COVID-19 mortality twice as high for men in Italy as women
What we know so far about COVID-19’s gender divide. March 20, 2020, 9:24 PM5 min read Coronavirus mortality rate is twice as high among men in Italy as it is among women, marking a “concerning trend,” Dr. Deborah Birx, the White House’s coronavirus task force coordinator said during a Friday briefing. “Mortality in males seems to be [twice higher than] every age group of females,” Birx said, adding that no age group or gender is immune, and that mild symptoms are not equivalent to immunity. According to Italy’s public health research agency, 60% of coronavirus cases and 70% of deaths in the country so far have been in men. In China, men were similarly more likely to die of coronavirus than women, although the disparity there was less stark.
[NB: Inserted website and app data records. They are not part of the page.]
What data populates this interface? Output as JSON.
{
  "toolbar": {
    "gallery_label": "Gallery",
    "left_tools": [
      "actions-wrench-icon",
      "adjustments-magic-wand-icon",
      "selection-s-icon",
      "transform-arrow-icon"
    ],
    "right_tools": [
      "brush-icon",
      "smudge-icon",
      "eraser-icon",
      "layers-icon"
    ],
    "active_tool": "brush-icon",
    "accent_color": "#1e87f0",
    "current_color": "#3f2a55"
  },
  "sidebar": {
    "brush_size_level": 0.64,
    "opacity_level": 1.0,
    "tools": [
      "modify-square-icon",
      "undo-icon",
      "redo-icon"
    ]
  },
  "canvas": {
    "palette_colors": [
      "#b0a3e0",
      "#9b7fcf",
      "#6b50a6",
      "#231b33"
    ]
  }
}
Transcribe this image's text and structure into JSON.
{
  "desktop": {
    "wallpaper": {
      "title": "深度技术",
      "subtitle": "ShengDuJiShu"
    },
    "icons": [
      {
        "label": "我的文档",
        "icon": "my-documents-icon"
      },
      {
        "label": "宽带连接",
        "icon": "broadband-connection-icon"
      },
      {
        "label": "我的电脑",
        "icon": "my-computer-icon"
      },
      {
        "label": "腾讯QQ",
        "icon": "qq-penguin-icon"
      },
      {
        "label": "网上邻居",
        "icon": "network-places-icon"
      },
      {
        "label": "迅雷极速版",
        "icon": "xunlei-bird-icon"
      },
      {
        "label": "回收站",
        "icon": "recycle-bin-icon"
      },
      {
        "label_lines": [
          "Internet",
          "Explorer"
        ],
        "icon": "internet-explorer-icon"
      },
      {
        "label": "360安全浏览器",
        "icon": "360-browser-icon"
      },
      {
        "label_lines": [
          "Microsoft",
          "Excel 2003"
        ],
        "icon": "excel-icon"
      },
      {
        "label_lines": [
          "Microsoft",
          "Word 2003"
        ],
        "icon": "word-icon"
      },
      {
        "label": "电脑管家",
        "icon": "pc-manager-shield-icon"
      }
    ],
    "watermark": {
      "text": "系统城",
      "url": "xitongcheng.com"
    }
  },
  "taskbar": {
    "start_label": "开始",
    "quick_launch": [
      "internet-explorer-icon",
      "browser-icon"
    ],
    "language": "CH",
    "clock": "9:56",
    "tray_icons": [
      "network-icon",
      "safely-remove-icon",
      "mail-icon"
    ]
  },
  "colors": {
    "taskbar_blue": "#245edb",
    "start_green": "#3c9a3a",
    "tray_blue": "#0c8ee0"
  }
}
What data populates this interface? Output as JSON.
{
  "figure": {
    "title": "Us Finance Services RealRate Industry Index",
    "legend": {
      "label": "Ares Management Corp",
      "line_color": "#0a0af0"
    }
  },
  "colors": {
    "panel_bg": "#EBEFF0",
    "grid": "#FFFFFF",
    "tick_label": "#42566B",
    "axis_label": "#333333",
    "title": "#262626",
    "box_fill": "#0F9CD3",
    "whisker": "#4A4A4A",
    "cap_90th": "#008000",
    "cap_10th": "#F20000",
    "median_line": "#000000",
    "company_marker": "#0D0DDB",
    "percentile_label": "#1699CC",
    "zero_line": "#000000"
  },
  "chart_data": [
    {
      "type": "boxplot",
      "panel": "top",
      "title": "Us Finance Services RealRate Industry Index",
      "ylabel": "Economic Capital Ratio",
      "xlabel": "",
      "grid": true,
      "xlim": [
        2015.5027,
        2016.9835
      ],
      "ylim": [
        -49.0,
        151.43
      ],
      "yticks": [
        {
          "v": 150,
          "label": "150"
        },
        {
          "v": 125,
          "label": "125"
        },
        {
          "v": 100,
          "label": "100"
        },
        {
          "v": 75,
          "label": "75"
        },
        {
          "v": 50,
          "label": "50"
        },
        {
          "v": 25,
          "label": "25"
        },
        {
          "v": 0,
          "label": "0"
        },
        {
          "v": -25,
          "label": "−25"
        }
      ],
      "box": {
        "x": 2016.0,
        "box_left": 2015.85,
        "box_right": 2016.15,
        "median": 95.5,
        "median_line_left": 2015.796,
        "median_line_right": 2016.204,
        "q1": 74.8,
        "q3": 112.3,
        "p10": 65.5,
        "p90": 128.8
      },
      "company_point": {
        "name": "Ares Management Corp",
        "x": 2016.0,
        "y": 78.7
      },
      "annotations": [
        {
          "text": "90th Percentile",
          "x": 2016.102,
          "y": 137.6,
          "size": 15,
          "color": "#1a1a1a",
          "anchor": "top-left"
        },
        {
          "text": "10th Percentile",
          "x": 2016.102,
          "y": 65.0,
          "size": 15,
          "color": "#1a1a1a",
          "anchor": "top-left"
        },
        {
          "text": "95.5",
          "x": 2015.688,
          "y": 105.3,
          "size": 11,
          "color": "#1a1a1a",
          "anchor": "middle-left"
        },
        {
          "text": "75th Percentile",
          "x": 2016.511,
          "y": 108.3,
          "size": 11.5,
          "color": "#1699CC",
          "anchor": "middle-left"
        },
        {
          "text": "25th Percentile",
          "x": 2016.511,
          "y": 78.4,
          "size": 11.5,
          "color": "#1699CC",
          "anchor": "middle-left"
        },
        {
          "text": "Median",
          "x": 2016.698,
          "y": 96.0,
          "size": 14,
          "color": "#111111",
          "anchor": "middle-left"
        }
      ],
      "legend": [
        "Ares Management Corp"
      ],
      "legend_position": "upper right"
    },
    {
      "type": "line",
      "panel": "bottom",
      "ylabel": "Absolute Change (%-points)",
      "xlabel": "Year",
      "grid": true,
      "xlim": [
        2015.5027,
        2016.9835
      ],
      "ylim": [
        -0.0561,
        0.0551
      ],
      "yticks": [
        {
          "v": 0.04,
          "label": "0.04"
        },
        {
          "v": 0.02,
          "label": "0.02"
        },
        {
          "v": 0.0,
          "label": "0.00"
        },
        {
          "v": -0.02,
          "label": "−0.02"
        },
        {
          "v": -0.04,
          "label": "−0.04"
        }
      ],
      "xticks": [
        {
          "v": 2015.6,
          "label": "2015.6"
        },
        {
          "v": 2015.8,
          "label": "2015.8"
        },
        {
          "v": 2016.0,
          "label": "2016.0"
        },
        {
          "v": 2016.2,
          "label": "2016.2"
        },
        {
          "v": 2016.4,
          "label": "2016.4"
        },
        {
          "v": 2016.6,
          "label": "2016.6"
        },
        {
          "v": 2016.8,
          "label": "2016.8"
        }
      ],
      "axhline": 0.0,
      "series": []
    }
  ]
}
Sixty-four percent of deaths in China have been in men, according to recent figures from China’s Center for Disease Control. “While we do not know the causes of increased mortality in men, we do know that being male, much like being older, is a risk factor for more severe outcomes from COVID-19,” a professor of molecular microbiology and immunology at Johns Hopkins Bloomberg School of Public Health said to ABC News.